In an Exchange 2010 SP3 Hybrid deployment with Office 365, a client noted that they were unable to send email from their Office 365 mailbox to an on-premises mailboxes. The user in Office 365 received an undeliverable message stating that Delivery has failed to these recipients or groups and the email address wasn’t found at the destination domain. That was not the case as there certainly was a mailbox on-premises with that email address assigned to it, and it was quite happily sending and receiving email to lots of other people.
The undeliverable message will help us troubleshoot the issue.
Update 26-8-2015 – added the new enhanced NDR in addition to the older one.
This the new enhanced NDR:
And the older one, which has less detail.
The relevant sections were:
Remote Server returned 550 5.1.10 RESOLVER.ADR.RecipientNotFound; Recipient not found by SMTP address lookup.

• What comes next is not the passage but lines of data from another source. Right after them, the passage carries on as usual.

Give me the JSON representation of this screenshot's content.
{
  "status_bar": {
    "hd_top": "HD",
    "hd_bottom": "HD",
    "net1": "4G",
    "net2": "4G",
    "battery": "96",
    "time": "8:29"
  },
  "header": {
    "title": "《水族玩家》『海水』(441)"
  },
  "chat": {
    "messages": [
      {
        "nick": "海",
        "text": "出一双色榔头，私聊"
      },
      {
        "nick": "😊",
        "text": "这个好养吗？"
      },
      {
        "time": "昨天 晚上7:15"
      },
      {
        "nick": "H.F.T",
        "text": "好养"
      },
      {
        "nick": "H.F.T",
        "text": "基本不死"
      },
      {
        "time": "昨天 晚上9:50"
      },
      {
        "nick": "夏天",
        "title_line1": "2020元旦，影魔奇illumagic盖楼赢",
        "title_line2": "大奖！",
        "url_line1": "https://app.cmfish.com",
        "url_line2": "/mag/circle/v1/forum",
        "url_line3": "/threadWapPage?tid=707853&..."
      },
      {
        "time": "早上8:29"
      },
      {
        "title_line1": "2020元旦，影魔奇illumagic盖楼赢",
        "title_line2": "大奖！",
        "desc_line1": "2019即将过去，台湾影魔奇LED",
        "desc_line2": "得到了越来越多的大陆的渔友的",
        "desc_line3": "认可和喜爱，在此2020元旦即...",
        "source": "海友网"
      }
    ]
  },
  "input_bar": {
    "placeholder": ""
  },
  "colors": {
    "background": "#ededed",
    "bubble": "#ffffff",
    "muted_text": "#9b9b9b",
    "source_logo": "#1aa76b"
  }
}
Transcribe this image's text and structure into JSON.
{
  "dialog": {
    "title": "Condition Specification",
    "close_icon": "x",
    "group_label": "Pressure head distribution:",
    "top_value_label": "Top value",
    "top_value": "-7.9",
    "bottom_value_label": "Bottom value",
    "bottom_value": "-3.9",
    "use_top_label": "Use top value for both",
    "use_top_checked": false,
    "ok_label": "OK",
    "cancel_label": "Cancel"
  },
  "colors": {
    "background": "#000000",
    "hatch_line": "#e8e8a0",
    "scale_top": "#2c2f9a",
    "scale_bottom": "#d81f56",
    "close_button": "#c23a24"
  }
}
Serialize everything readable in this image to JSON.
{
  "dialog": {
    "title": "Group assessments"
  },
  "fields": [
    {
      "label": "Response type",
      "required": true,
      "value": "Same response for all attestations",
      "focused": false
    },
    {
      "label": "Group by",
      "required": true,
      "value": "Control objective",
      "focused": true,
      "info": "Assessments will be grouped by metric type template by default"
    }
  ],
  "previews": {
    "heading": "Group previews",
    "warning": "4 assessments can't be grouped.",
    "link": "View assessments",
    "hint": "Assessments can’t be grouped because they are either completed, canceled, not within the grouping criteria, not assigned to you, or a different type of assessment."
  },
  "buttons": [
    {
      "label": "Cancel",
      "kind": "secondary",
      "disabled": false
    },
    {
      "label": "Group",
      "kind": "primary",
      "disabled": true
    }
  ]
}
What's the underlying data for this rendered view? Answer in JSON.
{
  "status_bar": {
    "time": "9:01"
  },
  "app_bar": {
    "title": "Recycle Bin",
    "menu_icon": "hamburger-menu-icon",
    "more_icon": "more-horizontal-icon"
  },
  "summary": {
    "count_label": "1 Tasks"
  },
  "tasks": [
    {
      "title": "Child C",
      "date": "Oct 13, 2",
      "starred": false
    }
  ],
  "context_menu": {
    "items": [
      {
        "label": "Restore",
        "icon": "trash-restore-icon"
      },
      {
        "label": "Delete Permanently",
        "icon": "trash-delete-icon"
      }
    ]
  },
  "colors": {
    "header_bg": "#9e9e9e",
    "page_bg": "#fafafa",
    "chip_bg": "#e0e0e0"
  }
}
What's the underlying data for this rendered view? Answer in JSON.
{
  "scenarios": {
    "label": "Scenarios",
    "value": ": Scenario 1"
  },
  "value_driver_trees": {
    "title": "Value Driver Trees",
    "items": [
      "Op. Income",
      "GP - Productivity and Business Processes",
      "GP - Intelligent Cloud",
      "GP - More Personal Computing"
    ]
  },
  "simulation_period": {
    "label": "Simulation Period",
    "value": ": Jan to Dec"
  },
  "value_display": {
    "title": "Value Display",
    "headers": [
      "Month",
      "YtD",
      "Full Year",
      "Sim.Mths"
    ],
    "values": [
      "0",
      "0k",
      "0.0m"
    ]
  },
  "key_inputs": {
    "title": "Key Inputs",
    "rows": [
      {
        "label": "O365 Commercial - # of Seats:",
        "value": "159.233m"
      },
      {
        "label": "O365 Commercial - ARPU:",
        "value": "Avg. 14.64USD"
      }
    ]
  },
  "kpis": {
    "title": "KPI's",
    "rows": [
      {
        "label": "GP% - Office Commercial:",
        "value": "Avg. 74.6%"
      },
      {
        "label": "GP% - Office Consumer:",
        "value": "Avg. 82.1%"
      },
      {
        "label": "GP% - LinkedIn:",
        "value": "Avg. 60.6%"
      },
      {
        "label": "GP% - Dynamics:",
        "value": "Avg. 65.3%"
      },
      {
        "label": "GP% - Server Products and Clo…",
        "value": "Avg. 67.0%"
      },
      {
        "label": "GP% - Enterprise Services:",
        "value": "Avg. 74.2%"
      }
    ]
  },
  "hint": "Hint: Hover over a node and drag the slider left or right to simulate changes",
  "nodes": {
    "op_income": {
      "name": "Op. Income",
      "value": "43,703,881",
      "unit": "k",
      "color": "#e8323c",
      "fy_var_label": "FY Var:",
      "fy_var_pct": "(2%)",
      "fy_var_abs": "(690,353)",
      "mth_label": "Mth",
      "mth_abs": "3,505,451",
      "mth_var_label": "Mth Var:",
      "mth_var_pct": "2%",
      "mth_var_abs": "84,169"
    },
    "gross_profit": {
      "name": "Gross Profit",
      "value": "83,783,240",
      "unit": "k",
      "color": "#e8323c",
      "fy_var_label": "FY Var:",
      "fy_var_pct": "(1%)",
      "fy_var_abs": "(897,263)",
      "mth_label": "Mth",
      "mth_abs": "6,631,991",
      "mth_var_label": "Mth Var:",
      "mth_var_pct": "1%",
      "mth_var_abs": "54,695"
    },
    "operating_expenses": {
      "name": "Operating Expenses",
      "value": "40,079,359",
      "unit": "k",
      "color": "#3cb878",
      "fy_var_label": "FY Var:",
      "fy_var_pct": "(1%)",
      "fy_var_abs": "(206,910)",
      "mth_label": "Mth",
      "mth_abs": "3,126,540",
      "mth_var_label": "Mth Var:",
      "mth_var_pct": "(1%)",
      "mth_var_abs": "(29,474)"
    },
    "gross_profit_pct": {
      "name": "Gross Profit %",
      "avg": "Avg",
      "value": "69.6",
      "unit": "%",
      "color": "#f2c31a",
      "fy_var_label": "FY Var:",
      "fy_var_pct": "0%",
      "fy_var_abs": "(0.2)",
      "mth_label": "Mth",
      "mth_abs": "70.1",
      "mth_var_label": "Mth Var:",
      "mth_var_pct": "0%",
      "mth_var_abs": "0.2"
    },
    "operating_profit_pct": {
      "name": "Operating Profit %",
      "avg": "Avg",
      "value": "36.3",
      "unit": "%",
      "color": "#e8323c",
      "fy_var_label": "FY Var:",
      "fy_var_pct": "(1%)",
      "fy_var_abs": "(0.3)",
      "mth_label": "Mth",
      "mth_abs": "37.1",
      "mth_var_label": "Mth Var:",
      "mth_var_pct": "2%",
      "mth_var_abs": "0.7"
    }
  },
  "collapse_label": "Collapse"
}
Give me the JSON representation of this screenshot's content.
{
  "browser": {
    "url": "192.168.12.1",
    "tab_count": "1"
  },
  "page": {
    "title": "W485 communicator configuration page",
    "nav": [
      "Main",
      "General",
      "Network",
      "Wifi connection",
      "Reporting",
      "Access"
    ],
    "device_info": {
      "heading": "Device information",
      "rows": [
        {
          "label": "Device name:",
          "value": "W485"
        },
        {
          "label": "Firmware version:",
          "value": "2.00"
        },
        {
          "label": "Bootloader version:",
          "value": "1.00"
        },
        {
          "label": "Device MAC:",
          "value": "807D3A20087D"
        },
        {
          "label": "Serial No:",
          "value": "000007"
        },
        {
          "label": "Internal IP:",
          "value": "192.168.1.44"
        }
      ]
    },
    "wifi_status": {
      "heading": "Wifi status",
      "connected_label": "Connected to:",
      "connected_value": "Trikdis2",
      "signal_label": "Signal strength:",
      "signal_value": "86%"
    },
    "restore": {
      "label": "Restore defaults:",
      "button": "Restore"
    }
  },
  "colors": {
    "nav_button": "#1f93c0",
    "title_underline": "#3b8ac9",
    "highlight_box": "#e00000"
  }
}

As far as the Office 365 tenant was concerned, the other mailbox did not exist. Why?
The World As The Tenant Sees It
Office 365 did not want to route the email to this mailbox. Was the domain for the mailbox present? The Tailspintoys.ca domain was correctly added and verified in the tenant. We can see this below:
And for the Exchange Online portion, how does Exchange see the Tailspintoys.ca domain?
That all looks good.
Since the domain type is set as Authoritative this means that Exchange believes it knows all of the recipients in the given domain. For more details on Authoritative and the other domain types please see TechNet.
Exchange Online is saying it has no knowledge about the on-premises mailbox.
What normally replicates the on-premises directory to Office 365? AAD Sync, or the previous DirSync tool.
This begs the question – How healthy was DirSync?
Directory Sync (Or Rather Lack Of)
In this case the customer had changed the password for the service account that was used to authenticate to Windows Azure Active Directory (WAAD). Since they never then updated the Directory Sync tool, no more updates were flowing between on-premises AD and WAAD. because of this Exchange Online had no idea that there was a newly created mailbox on-premises. After providing updated logon data, Directory Sync picked up where it left off, and once the changes had been pushed to Office 365 mail flow was working as expected.
In addition to changing the service account’s password, it is also possible to also run into the issue where AAD Sync does not automatically execute due to the option selected at installation time.
As a parting note, I am seeing multiple instances where AAD Sync or DirSync is installed and then never monitored. Directory Synchronisation is a critical part of your Office 365 solution, give it the love it deserves!
For additional issues related to Directory Synchronisation, review the Managing Directory Synchronization – Notes From The Field post.